An engraving of Giuseppe Verdi conducting Aida in Paris in 1880. | Source: Wikimedia

Ahead of the concert performances of Aida by the Chicago Symphony Orchestra and Chorus on June 21, 23 and 25, Riccardo Muti speaks with program annotator Phillip Huscher about this opera and his devotion to the music of Giuseppe Verdi.

PHILLIP HUSCHER: Your personal history with Aida goes back to your childhood, perhaps even before your first memories.

RICCARDO MUTI: I lived in Molfetta, 25 kilometers north of Bari. My father, who was a medical doctor, had a fantastic tenor voice, and he loved opera very much. In Bari, there is a theater called Teatro Petruzzelli. My father wanted to hear Aida there, but they didn’t know where to leave their little boy — I was 3 years old — so they asked the driver to hold [me] during the performance. The driver was sitting in the last row of the theater, and I was in his arms. Apparently, for the entire opera, I never cried or gave signs of being uncomfortable. So that was the first time I heard Aida, but I don’t remember what kind of performance it was!

Riccardo Muti’s 1974 recording of Verdi’s Aida won the Grand Prix du Disque, the French equivalent of a Grammy Award.

PH: You conducted Aida for the first time at the Vienna Staatsoper in 1973 — some 30 years later — and you made a historic recording in 1974. You returned to Aida in Salzburg in the summer of 2017, and now you lead it in Chicago. Over these many decades, has your understanding of Aida changed in any significant way?

RM: When I conducted Aida in 1973, it was at the beginning of my career, and my Verdi was much more matter-of-fact. Then I did many other operas of Verdi — not only early Verdi — Nabucco, Attila, Macbeth, I due Foscari, Simon Boccanegra — but late Verdi — Don Carlos, Otello, Falstaff. Returning to Aida after conducting so many Verdi operas, you approach it in a different way. You know more about the process throughout Verdi’s entire life as a composer, and you realize that what is in Aida — the structure, the harmonies, the dramatic concept — is already there in the first operas. In the recent performances of Aida in Salzburg, I paid more attention to the fact that Aida is not just an opera of triumph. It is one of Verdi’s most refined scores. Most of the time, it’s chamber music: many times there is just one person on stage — Aida alone, Radamès alone — or two, Aida and Amneris — or three. It is a very intimate opera.

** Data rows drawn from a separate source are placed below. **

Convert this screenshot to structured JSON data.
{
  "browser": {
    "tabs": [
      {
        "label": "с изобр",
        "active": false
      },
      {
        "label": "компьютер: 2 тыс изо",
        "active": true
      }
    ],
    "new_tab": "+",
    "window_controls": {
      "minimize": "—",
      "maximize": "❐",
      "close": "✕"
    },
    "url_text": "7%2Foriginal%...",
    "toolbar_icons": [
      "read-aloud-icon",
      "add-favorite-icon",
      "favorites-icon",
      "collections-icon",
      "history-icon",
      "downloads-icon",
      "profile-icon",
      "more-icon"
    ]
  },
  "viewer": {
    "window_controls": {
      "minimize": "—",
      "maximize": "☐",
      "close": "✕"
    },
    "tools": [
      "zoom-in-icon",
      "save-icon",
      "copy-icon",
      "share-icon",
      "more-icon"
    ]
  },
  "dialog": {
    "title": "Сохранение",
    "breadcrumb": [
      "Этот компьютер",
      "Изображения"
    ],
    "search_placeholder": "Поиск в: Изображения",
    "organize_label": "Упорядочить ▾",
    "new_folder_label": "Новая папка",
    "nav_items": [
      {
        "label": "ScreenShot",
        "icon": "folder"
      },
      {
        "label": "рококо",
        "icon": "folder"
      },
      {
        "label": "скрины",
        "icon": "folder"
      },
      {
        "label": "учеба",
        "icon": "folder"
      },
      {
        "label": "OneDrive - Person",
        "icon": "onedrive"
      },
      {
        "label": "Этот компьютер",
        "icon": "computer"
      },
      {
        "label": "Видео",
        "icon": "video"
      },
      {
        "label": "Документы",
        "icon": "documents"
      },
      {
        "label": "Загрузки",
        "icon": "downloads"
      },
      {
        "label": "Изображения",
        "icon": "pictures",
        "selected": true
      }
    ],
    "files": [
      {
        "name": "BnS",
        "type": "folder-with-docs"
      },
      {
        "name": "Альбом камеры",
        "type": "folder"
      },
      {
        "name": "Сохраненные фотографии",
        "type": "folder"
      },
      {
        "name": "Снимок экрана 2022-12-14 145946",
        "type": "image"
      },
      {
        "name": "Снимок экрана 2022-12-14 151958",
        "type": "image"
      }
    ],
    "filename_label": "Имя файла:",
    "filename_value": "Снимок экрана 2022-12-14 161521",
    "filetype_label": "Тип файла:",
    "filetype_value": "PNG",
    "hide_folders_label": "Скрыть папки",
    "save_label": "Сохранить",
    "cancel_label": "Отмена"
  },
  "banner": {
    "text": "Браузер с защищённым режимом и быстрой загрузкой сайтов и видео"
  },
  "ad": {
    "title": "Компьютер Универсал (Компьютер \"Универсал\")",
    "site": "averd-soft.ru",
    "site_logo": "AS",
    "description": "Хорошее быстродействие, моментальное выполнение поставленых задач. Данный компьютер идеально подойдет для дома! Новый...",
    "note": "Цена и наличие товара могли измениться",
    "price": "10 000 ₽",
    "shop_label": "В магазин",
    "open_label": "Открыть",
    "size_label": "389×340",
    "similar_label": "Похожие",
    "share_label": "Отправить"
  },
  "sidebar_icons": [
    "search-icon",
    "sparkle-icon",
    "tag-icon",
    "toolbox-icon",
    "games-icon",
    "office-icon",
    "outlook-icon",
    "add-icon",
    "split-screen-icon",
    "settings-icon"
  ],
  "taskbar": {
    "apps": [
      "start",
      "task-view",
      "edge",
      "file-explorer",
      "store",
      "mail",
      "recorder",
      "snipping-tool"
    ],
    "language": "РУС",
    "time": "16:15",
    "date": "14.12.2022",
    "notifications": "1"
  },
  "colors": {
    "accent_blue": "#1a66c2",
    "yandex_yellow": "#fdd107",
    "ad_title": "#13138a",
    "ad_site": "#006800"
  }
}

The instrumentation is very sophisticated, very delicate, and most of the time the dialogue between the singers should be intimate — not like you are in a big square telling everybody your personal problems. But it is generally played in a heavy way, because when people think of Aida, they think of the Arena di Verona, with elephants and lions in cages. And Amonasro, the father of Aida, comes out dressed like Tarzan, as a sort of slave, when in fact, the Ethiopians were a cultivated people. There are some clichés in this opera that are very difficult to eliminate.

Shirin Neshat

PH: Isn’t this a problem for stage directors today?

The front cover for the score of Aida, published by Ricordi in 1871. | Wikimedia

RM: I did Aida in Salzburg with Shirin Neshat, a great and very famous lady. She was born in Iran — she has since left — and she did a lot to help the situation of women in Iran. So I thought of her for this opera, considering the situation of Aida before Amneris — Amneris the daughter of the pharaoh and Aida the slave — even if she’s the daughter of the king of Ethiopia, she’s treated like many women today are treated in that world. In this respect, the relationship between Aida and Amneris becomes an actual problem of today.

PH: What will the Chicago Symphony Orchestra bring to Aida?

RM: I consider the Chicago Symphony today one of the best, if not the best, Verdi orchestra. We have done a lot of Verdi together — Macbeth, Otello, Falstaff, the Requiem — so the orchestra has approached this composer without bad traditions — the bad habits that affect even many of the important orchestras in important theaters. Of course, this is a war that has been going on since I started to conduct, and it will continue until the end of my life.

PH: Of all the opera composers you have performed in your career, which now spans more than 50 years, why is it that Verdi speaks to you the most profoundly?

RM: Because he speaks to us — about us. Like Mozart. I always stress the relationship between Verdi and Mozart. They speak about our defects, our love, our jealousy — all the human aspects. I have repeated many times the words spoken by Gabriele d’Annunzio, the great Italian poet, when Verdi died: “Diede una voce alle speranze e ai lutti. Pianse ed amò per tutti.” (“He gave a voice to all our hopes and sorrows. He cried and he loved for all of us.”) This is Verdi.

TOP: Riccardo Muti (center) joins the cast of Aida, including Francesco Meli, Anna Netrebko and Luca Salsi, for bows at the 2017 Salzburg Festival. | Photo: ©Franz Neumayr/Salzburg Festival